Risk-taking mammoths died young
STOCKHOLM Time and again, from Kentucky to the Bering Straits, woolly mammoths appear to have died after blundering into natural traps such as thin ice, mudflows or pools. This has left palaeontologists wondering why so many of these clumsy casualties were male.
A study by researchers in Sweden and Russia has shown that two-thirds of the mammoth remains kept in museums or scientific collections come from bulls.
The scientists believe that the males were more likely to get themselves stuck in places where their corpses would be frozen or fossilised for posterity. They may not have been good at surviving, but they had a gift for posthumous self-preservation.
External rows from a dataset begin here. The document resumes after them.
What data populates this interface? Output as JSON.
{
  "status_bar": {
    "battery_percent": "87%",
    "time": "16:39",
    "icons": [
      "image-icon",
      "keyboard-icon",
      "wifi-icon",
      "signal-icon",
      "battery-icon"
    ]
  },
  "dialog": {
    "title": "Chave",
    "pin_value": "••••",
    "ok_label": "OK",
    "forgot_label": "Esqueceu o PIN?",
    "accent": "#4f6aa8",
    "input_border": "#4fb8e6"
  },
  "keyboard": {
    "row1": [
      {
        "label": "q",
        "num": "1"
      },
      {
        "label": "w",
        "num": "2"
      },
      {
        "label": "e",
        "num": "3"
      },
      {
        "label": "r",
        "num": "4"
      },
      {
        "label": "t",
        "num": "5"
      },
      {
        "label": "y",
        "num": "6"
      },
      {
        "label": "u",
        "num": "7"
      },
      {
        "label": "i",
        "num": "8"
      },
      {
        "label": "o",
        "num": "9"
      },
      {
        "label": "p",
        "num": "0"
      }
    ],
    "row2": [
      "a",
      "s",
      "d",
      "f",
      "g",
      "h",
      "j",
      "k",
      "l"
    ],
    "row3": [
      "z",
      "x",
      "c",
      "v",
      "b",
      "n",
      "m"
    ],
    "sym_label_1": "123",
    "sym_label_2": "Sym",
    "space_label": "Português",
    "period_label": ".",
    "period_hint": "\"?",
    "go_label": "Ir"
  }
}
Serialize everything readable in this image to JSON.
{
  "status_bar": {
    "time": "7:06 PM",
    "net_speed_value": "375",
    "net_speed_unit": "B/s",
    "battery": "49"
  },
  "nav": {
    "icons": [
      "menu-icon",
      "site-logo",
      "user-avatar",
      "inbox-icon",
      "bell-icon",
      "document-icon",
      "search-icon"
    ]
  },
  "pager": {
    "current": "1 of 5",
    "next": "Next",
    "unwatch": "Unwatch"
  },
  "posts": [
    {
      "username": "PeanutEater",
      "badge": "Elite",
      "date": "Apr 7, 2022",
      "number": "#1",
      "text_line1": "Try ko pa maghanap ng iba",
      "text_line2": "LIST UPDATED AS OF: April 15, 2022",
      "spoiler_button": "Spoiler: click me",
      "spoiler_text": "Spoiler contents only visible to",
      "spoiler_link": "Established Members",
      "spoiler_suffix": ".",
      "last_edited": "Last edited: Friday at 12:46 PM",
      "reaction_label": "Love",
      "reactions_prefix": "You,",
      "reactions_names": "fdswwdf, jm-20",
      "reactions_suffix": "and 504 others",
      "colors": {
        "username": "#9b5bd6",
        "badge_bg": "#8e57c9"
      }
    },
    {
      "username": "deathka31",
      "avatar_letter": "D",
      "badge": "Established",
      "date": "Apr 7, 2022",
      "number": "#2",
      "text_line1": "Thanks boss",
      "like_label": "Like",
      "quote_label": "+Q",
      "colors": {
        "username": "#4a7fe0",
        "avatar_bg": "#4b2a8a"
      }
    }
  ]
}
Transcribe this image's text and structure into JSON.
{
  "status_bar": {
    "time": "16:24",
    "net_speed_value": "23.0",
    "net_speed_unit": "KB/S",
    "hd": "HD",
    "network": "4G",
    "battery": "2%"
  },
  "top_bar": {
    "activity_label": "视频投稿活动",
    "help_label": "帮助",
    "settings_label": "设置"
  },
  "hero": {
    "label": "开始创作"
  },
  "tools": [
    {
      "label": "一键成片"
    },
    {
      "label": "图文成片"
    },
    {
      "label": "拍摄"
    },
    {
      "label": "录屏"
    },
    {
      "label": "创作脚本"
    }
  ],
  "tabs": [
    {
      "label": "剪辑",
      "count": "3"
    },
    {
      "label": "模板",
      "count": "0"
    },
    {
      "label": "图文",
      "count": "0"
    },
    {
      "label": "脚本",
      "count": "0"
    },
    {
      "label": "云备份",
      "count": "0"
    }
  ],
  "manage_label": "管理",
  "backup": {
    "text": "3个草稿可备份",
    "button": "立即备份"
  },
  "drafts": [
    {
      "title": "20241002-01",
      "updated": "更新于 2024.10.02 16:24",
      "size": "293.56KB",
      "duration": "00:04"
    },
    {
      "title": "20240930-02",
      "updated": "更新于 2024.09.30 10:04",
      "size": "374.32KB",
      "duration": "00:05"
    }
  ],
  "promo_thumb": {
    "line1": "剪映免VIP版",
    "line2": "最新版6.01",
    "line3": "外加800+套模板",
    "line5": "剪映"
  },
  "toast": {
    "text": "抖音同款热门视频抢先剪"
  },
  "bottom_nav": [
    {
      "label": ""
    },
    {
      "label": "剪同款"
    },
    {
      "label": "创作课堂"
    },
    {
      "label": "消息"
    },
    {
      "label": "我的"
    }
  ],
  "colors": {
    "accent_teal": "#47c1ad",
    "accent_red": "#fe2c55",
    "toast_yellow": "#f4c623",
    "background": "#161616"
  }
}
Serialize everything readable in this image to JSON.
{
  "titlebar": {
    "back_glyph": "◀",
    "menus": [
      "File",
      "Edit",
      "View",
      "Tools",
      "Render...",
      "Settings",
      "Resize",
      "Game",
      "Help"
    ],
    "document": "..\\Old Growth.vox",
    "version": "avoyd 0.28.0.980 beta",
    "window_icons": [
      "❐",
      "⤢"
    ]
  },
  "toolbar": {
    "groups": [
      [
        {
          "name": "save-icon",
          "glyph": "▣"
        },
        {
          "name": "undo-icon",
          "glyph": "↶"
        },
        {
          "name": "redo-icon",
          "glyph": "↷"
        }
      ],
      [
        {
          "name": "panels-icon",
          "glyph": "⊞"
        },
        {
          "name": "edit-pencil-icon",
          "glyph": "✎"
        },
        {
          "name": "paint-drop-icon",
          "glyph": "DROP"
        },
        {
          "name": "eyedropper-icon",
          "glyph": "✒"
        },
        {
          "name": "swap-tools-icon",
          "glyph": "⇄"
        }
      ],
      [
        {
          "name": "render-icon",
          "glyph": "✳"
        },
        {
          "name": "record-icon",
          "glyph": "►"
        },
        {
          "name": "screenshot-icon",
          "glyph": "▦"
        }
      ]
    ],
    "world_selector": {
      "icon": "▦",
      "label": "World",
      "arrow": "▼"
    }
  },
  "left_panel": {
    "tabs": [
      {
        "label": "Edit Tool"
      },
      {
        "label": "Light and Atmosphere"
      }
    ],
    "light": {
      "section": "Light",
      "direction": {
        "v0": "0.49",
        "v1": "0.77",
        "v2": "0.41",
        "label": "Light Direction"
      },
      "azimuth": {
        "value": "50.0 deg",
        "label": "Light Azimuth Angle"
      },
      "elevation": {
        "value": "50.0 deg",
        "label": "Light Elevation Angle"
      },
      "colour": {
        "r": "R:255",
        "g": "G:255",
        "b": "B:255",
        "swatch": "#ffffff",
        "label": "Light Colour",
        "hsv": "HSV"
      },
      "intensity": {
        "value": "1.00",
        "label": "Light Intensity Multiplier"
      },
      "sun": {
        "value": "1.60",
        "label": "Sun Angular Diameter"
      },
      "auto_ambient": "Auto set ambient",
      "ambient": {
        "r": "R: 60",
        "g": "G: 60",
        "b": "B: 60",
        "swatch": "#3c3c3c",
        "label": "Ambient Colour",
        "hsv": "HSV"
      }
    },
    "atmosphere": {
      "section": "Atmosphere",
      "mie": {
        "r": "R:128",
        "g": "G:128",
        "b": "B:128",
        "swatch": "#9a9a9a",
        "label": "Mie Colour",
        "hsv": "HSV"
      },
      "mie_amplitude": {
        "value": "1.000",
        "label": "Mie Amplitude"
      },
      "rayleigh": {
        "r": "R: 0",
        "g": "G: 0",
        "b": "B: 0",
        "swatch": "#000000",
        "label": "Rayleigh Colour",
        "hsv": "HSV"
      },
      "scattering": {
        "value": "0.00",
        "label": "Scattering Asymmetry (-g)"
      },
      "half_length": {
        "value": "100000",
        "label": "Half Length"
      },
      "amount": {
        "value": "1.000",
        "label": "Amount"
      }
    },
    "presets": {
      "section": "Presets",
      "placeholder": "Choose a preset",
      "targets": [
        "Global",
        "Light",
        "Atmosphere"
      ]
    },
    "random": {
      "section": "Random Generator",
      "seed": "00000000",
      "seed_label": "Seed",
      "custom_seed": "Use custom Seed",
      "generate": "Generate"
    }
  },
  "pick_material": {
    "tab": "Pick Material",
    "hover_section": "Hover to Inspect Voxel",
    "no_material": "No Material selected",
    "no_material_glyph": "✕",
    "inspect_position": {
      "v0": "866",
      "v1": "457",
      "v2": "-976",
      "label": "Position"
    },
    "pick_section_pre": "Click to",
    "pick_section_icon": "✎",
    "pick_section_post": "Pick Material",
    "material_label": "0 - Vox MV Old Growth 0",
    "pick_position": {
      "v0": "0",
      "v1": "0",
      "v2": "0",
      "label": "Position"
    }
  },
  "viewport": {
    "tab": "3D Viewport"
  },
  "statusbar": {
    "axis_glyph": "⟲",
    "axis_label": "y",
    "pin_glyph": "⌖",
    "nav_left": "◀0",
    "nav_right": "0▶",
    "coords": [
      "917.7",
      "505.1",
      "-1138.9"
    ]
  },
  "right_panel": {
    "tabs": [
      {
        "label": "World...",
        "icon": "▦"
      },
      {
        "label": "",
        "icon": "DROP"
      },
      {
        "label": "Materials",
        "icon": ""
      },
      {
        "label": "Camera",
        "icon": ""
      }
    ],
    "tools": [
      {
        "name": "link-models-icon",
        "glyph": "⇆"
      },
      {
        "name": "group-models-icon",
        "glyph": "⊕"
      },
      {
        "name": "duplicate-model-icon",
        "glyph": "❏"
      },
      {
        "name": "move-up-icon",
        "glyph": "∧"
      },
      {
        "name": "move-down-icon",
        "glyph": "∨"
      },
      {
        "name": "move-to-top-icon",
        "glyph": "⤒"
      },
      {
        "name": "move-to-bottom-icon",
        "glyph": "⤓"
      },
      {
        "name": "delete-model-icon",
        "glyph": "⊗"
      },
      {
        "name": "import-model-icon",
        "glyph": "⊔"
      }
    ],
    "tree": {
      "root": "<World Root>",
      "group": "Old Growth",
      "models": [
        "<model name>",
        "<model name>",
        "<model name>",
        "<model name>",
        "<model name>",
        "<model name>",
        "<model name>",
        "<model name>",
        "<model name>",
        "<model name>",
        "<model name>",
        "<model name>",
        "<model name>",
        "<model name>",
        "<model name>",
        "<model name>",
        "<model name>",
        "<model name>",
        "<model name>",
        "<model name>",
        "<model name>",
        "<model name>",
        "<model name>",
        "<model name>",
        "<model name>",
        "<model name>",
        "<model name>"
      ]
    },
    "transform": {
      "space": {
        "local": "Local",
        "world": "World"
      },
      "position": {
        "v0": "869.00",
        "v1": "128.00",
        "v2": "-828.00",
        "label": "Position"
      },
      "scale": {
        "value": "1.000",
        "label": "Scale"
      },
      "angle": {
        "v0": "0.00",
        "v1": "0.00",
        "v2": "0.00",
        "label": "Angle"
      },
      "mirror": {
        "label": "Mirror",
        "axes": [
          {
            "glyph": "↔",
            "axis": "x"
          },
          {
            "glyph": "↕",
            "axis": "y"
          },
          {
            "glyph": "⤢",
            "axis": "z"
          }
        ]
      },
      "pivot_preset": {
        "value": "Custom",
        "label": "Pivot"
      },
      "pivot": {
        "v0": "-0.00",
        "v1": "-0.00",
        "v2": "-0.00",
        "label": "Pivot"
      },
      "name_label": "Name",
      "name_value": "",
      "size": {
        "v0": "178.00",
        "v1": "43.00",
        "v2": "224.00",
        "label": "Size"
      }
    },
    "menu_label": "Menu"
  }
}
A team led by Patricia Pecnerova and Love Dalen, of the Swedish Museum of Natural History, analysed samples of DNA from 98 specimens across Siberia and found that 66 of them were male.
When they compared the sex ratios of mammoths from Wrangel Island in the Arctic, where the last members of the species huddled together before dying out 3600 years ago, and the vast expanse of the Russian mainland, the ratios were roughly the same.
This means the accidentproneness of male mammoths probably had little to do with their habit of moving far away into unfamiliar territory, because the Wrangel Island males were confined in a relatively small space. The more plausible theory is that they were just not as savvy as the females.
It is not, Dalen says, that the males were unusually thick. They were only doing what evolution intended – wandering off on foolhardy escapades with their teenage mates.
Much like elephants, woolly mammoths are thought to have lived in matriarchal herds dominated by females and a single bull. Shortly after the young males reached maturity, between the ages of 13 and 15, they tended to drift off in ‘‘bachelor groups’’.
Dalen said it was likely that these adolescents were driven by a strong appetite for risk, because the rewards of seizing control of a herd were so great. This mix of rash impulse and social isolation appears to have sent many males to an early grave. The Times